Competitive is the best way to describe Dalton and Jaelyn Keene, the brother and sister act that is playing out its final season at Illinois State.
Both are standout athletes—Dalton in football and Jaelyn in volleyball—who have helped their respective teams to Missouri Valley Conference titles while also garnering individual all-conference and academic honors along the way.
“They’ve always been very competitive with each other,” said mother Rose Keene. “Growing up the household was very competitive. To get them to bed at night we would have them run up the stairs to see who could get there first. Everything was competitive from Day 1.”
“I remember when we were going to our elementary school, we’d try to race to see who would get there first,” echoed Dalton. “We always tried to get ahead of one another and I think it helped us in athletics growing up.”
Despite their competitiveness, Rose Keene said the two are and always have been very close.
“They really support each other,” she said. “I think part of it being good is that one is a boy and one is a girl. They didn’t have to compete against each other on the field and follow in anybody’s footsteps. It wasn’t boy against boy or girl against girl, so they didn’t have to live up to each other’s expectations. Being of the opposite gender was a real positive.”
But they do have their differences, according to Rose, who calls herself “one proud momma.”
“Jaelyn will work her tail off in anything,” she continued. “Dalton sometimes will cruise through just enough to get by. He wants the A, but Jaelyn’s not happy unless she gets the A+. That’s probably the biggest difference.”
So who’s the better athlete of the two Jacksonville High School products?
“Him,” says Jaelyn, a 6-foot-2 middle blocker, without hesitation.
“I’d say both of us are. I don’t know who has a step up,” Dalton, a 6-4 defensive lineman, chimes in. “Obviously, we play way different sports, but I see the same drive in her that I have when I play. There are times she goes far beyond what I have done.
“I get told a lot that the best athlete in the family is my sister. Whether that’s true or not, we’ll figure it out one day. But most of the time we agree to it because she moves very well for a girl as tall as she is. She is extremely athletic and strong.”
“I don’t know that I would give it all to me,” Jaelyn added. “That’s kind of the joke, but I wouldn’t say I’m the better athlete. I’d say it’s a close tie. We’ve been pretty competitive throughout our years when we lived at home. We played so many sports in our backyard against each other. If we didn’t have that competitiveness, I don’t think we would be as far as we are now and as successful as we are now.”

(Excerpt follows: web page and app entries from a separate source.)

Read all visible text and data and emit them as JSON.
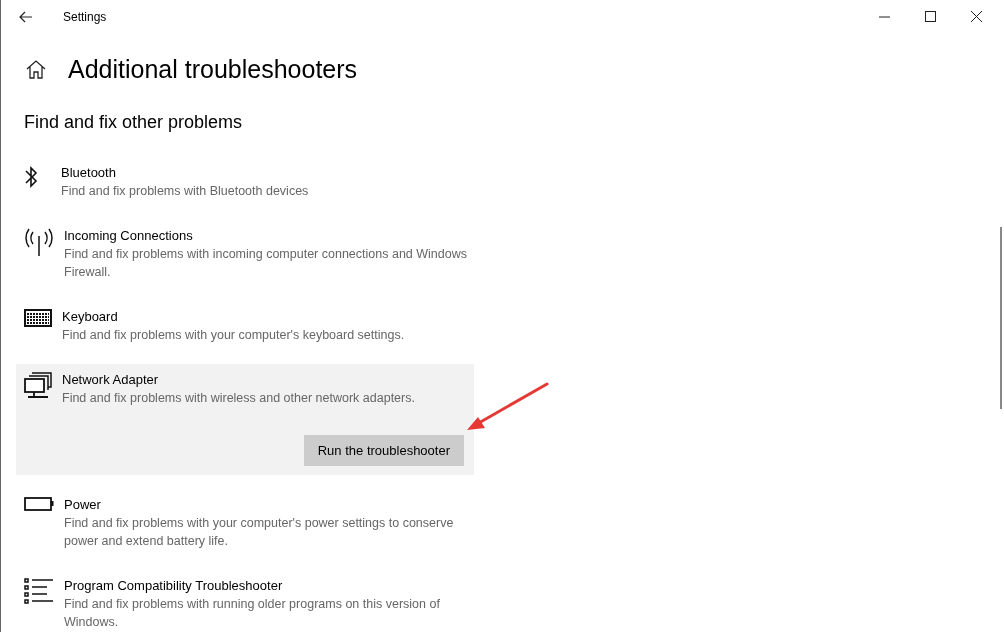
{
  "window": {
    "title": "Settings"
  },
  "page": {
    "title": "Additional troubleshooters",
    "section": "Find and fix other problems"
  },
  "items": [
    {
      "kind": "bluetooth",
      "title": "Bluetooth",
      "description": "Find and fix problems with Bluetooth devices",
      "selected": false
    },
    {
      "kind": "antenna",
      "title": "Incoming Connections",
      "description": "Find and fix problems with incoming computer connections and Windows Firewall.",
      "selected": false
    },
    {
      "kind": "keyboard",
      "title": "Keyboard",
      "description": "Find and fix problems with your computer's keyboard settings.",
      "selected": false
    },
    {
      "kind": "network",
      "title": "Network Adapter",
      "description": "Find and fix problems with wireless and other network adapters.",
      "selected": true,
      "button": "Run the troubleshooter"
    },
    {
      "kind": "battery",
      "title": "Power",
      "description": "Find and fix problems with your computer's power settings to conserve power and extend battery life.",
      "selected": false
    },
    {
      "kind": "list",
      "title": "Program Compatibility Troubleshooter",
      "description": "Find and fix problems with running older programs on this version of Windows.",
      "selected": false
    }
  ]
}
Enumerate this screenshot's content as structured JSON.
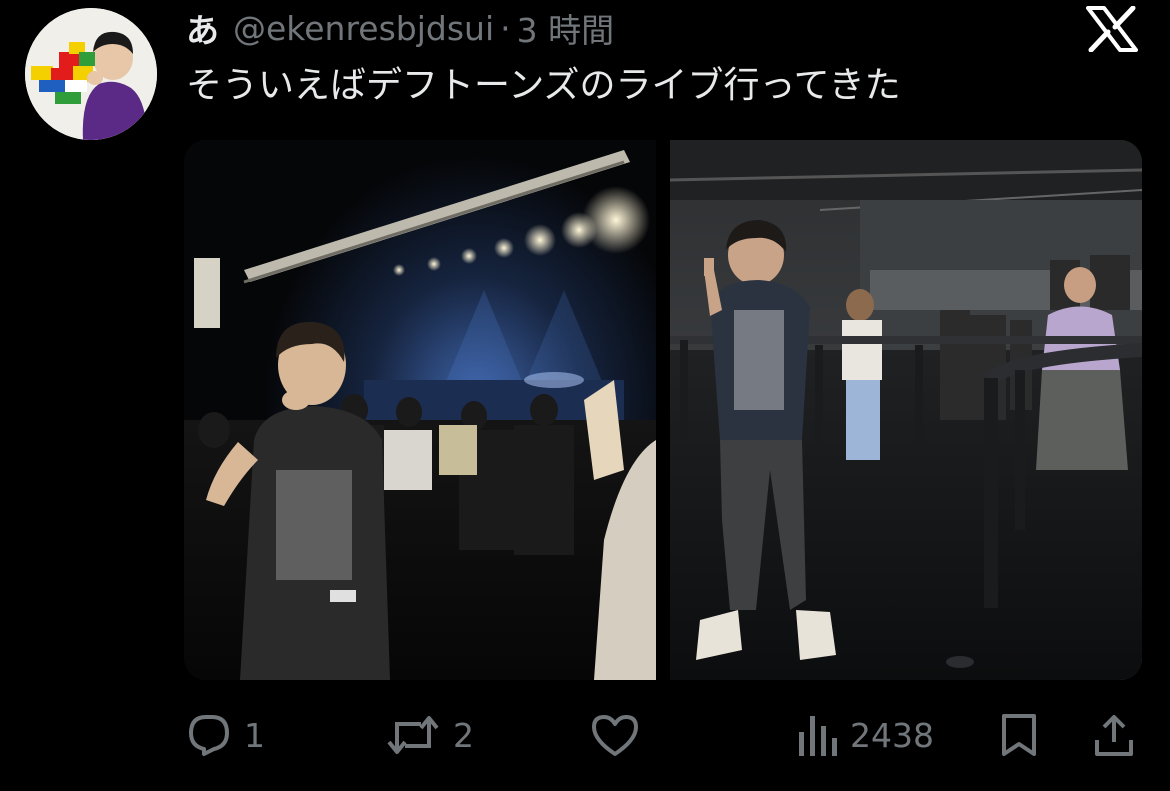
{
  "tweet": {
    "display_name": "あ",
    "handle": "@ekenresbjdsui",
    "separator": "·",
    "time": "3 時間",
    "text": "そういえばデフトーンズのライブ行ってきた"
  },
  "icons": {
    "brand": "x-logo-icon",
    "reply": "reply-icon",
    "retweet": "retweet-icon",
    "like": "heart-icon",
    "views": "views-icon",
    "bookmark": "bookmark-icon",
    "share": "share-icon"
  },
  "media": {
    "photo_count": 2
  },
  "stats": {
    "replies": "1",
    "retweets": "2",
    "views": "2438"
  },
  "colors": {
    "background": "#000000",
    "text_primary": "#e7e9ea",
    "text_secondary": "#71767b"
  }
}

Dalton is 15 months older than Jaelyn and both will graduate this year because Dalton sat out his freshman year as a redshirt. And both are glad they ended up at the same school.
“I love her to death and can’t say a bad word about her,” said Dalton. “I’m glad we’re at the same university and being successful. You couldn’t ask for more. But I want to make it clear she didn’t follow me here. She did her own thing. We have the same last name, but she has her own career and I have mine. She’s done all of this on her own. We’re proud of each other, but it’s our own individual journey at the same place.”
“It’s cool we are at the same university because we get to see each other more times than not,” said Jaelyn. “After the tough losses we’re always there for each other. We try to keep each other’s spirits up and our parents (Steve and Rose) can come and watch us on the same weekend at times. Our choice to come here was one of our best choices."
And they’re each other’s biggest fans, right?
“That’s probably mom and dad, but behind them I’d say most definitely,” added Dalton.
You can also listen to GLT's full interview with the Keenes:
WGLT depends on financial support from users to bring you stories and interviews like this one. As someone who values experienced, knowledgeable, and award-winning journalists covering meaningful stories in Central Illinois, please consider making a contribution.